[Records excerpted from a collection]
---*---
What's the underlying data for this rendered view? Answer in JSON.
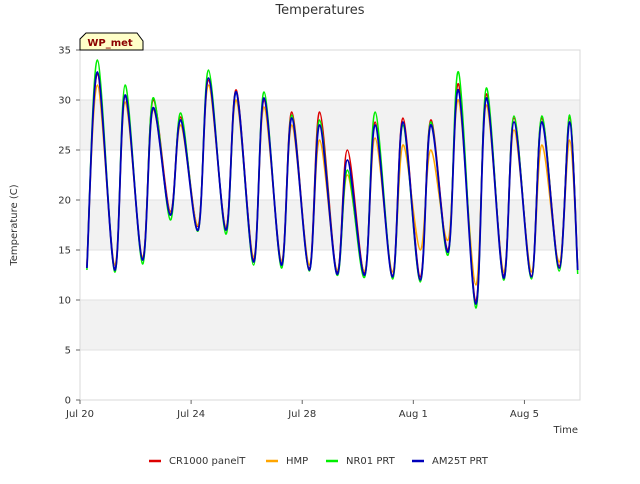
{
  "chart_data": {
    "type": "line",
    "title": "Temperatures",
    "xlabel": "Time",
    "ylabel": "Temperature (C)",
    "site_badge": "WP_met",
    "ylim": [
      0,
      35
    ],
    "xlim": [
      "2023-07-20",
      "2023-08-07"
    ],
    "grid": "horizontal bands",
    "legend_position": "bottom",
    "x_ticks": [
      {
        "date": "2023-07-20",
        "label": "Jul 20"
      },
      {
        "date": "2023-07-24",
        "label": "Jul 24"
      },
      {
        "date": "2023-07-28",
        "label": "Jul 28"
      },
      {
        "date": "2023-08-01",
        "label": "Aug 1"
      },
      {
        "date": "2023-08-05",
        "label": "Aug 5"
      }
    ],
    "y_ticks": [
      0,
      5,
      10,
      15,
      20,
      25,
      30,
      35
    ],
    "series": [
      {
        "name": "CR1000 panelT",
        "color": "#dd0000"
      },
      {
        "name": "HMP",
        "color": "#ffa500"
      },
      {
        "name": "NR01 PRT",
        "color": "#00ee00"
      },
      {
        "name": "AM25T PRT",
        "color": "#0000bb"
      }
    ],
    "x": [
      "2023-07-20 06:00",
      "2023-07-20 15:00",
      "2023-07-21 06:00",
      "2023-07-21 15:00",
      "2023-07-22 06:00",
      "2023-07-22 15:00",
      "2023-07-23 06:00",
      "2023-07-23 15:00",
      "2023-07-24 06:00",
      "2023-07-24 15:00",
      "2023-07-25 06:00",
      "2023-07-25 15:00",
      "2023-07-26 06:00",
      "2023-07-26 15:00",
      "2023-07-27 06:00",
      "2023-07-27 15:00",
      "2023-07-28 06:00",
      "2023-07-28 15:00",
      "2023-07-29 06:00",
      "2023-07-29 15:00",
      "2023-07-30 06:00",
      "2023-07-30 15:00",
      "2023-07-31 06:00",
      "2023-07-31 15:00",
      "2023-08-01 06:00",
      "2023-08-01 15:00",
      "2023-08-02 06:00",
      "2023-08-02 15:00",
      "2023-08-03 06:00",
      "2023-08-03 15:00",
      "2023-08-04 06:00",
      "2023-08-04 15:00",
      "2023-08-05 06:00",
      "2023-08-05 15:00",
      "2023-08-06 06:00",
      "2023-08-06 15:00",
      "2023-08-06 22:00"
    ],
    "values": {
      "AM25T PRT": [
        13.2,
        32.8,
        13.0,
        30.5,
        14.0,
        29.2,
        18.5,
        28.0,
        17.0,
        32.2,
        17.0,
        30.8,
        13.8,
        30.2,
        13.5,
        28.2,
        13.0,
        27.5,
        12.6,
        24.0,
        12.5,
        27.5,
        12.3,
        27.8,
        12.0,
        27.5,
        14.8,
        31.0,
        9.6,
        30.2,
        12.2,
        27.8,
        12.3,
        27.8,
        13.2,
        27.8,
        13.0
      ],
      "CR1000 panelT": [
        13.4,
        32.6,
        13.1,
        30.4,
        14.1,
        30.0,
        18.8,
        28.3,
        17.4,
        32.0,
        17.2,
        31.0,
        14.0,
        30.0,
        13.6,
        28.8,
        13.2,
        28.8,
        12.8,
        25.0,
        12.7,
        27.8,
        12.4,
        28.2,
        12.3,
        28.0,
        15.0,
        31.6,
        9.9,
        30.6,
        12.4,
        28.2,
        12.4,
        28.2,
        13.4,
        28.3,
        13.2
      ],
      "HMP": [
        13.6,
        31.5,
        13.5,
        29.8,
        14.3,
        29.0,
        18.7,
        27.5,
        17.5,
        31.5,
        17.3,
        30.0,
        14.3,
        29.3,
        13.9,
        27.5,
        13.5,
        26.0,
        13.0,
        22.5,
        12.9,
        26.2,
        12.8,
        25.5,
        15.0,
        25.0,
        16.0,
        30.0,
        11.5,
        29.5,
        12.8,
        27.0,
        12.8,
        25.5,
        13.8,
        26.0,
        13.5
      ],
      "NR01 PRT": [
        13.0,
        34.0,
        12.8,
        31.5,
        13.6,
        30.2,
        18.0,
        28.7,
        16.9,
        33.0,
        16.6,
        30.8,
        13.5,
        30.8,
        13.2,
        28.5,
        12.9,
        28.0,
        12.5,
        23.0,
        12.3,
        28.8,
        12.1,
        27.5,
        11.8,
        27.8,
        14.5,
        32.8,
        9.2,
        31.2,
        12.0,
        28.4,
        12.1,
        28.4,
        12.9,
        28.5,
        12.6
      ]
    }
  }
}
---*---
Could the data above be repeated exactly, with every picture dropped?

EXERCISE OUTPUT:
What's the underlying data for this rendered view? Answer in JSON.
{
  "chart_data": {
    "type": "line",
    "title": "Temperatures",
    "xlabel": "Time",
    "ylabel": "Temperature (C)",
    "site_badge": "WP_met",
    "ylim": [
      0,
      35
    ],
    "xlim": [
      "2023-07-20",
      "2023-08-07"
    ],
    "grid": "horizontal bands",
    "legend_position": "bottom",
    "x_ticks": [
      {
        "date": "2023-07-20",
        "label": "Jul 20"
      },
      {
        "date": "2023-07-24",
        "label": "Jul 24"
      },
      {
        "date": "2023-07-28",
        "label": "Jul 28"
      },
      {
        "date": "2023-08-01",
        "label": "Aug 1"
      },
      {
        "date": "2023-08-05",
        "label": "Aug 5"
      }
    ],
    "y_ticks": [
      0,
      5,
      10,
      15,
      20,
      25,
      30,
      35
    ],
    "series": [
      {
        "name": "CR1000 panelT",
        "color": "#dd0000"
      },
      {
        "name": "HMP",
        "color": "#ffa500"
      },
      {
        "name": "NR01 PRT",
        "color": "#00ee00"
      },
      {
        "name": "AM25T PRT",
        "color": "#0000bb"
      }
    ],
    "x": [
      "2023-07-20 06:00",
      "2023-07-20 15:00",
      "2023-07-21 06:00",
      "2023-07-21 15:00",
      "2023-07-22 06:00",
      "2023-07-22 15:00",
      "2023-07-23 06:00",
      "2023-07-23 15:00",
      "2023-07-24 06:00",
      "2023-07-24 15:00",
      "2023-07-25 06:00",
      "2023-07-25 15:00",
      "2023-07-26 06:00",
      "2023-07-26 15:00",
      "2023-07-27 06:00",
      "2023-07-27 15:00",
      "2023-07-28 06:00",
      "2023-07-28 15:00",
      "2023-07-29 06:00",
      "2023-07-29 15:00",
      "2023-07-30 06:00",
      "2023-07-30 15:00",
      "2023-07-31 06:00",
      "2023-07-31 15:00",
      "2023-08-01 06:00",
      "2023-08-01 15:00",
      "2023-08-02 06:00",
      "2023-08-02 15:00",
      "2023-08-03 06:00",
      "2023-08-03 15:00",
      "2023-08-04 06:00",
      "2023-08-04 15:00",
      "2023-08-05 06:00",
      "2023-08-05 15:00",
      "2023-08-06 06:00",
      "2023-08-06 15:00",
      "2023-08-06 22:00"
    ],
    "values": {
      "AM25T PRT": [
        13.2,
        32.8,
        13.0,
        30.5,
        14.0,
        29.2,
        18.5,
        28.0,
        17.0,
        32.2,
        17.0,
        30.8,
        13.8,
        30.2,
        13.5,
        28.2,
        13.0,
        27.5,
        12.6,
        24.0,
        12.5,
        27.5,
        12.3,
        27.8,
        12.0,
        27.5,
        14.8,
        31.0,
        9.6,
        30.2,
        12.2,
        27.8,
        12.3,
        27.8,
        13.2,
        27.8,
        13.0
      ],
      "CR1000 panelT": [
        13.4,
        32.6,
        13.1,
        30.4,
        14.1,
        30.0,
        18.8,
        28.3,
        17.4,
        32.0,
        17.2,
        31.0,
        14.0,
        30.0,
        13.6,
        28.8,
        13.2,
        28.8,
        12.8,
        25.0,
        12.7,
        27.8,
        12.4,
        28.2,
        12.3,
        28.0,
        15.0,
        31.6,
        9.9,
        30.6,
        12.4,
        28.2,
        12.4,
        28.2,
        13.4,
        28.3,
        13.2
      ],
      "HMP": [
        13.6,
        31.5,
        13.5,
        29.8,
        14.3,
        29.0,
        18.7,
        27.5,
        17.5,
        31.5,
        17.3,
        30.0,
        14.3,
        29.3,
        13.9,
        27.5,
        13.5,
        26.0,
        13.0,
        22.5,
        12.9,
        26.2,
        12.8,
        25.5,
        15.0,
        25.0,
        16.0,
        30.0,
        11.5,
        29.5,
        12.8,
        27.0,
        12.8,
        25.5,
        13.8,
        26.0,
        13.5
      ],
      "NR01 PRT": [
        13.0,
        34.0,
        12.8,
        31.5,
        13.6,
        30.2,
        18.0,
        28.7,
        16.9,
        33.0,
        16.6,
        30.8,
        13.5,
        30.8,
        13.2,
        28.5,
        12.9,
        28.0,
        12.5,
        23.0,
        12.3,
        28.8,
        12.1,
        27.5,
        11.8,
        27.8,
        14.5,
        32.8,
        9.2,
        31.2,
        12.0,
        28.4,
        12.1,
        28.4,
        12.9,
        28.5,
        12.6
      ]
    }
  }
}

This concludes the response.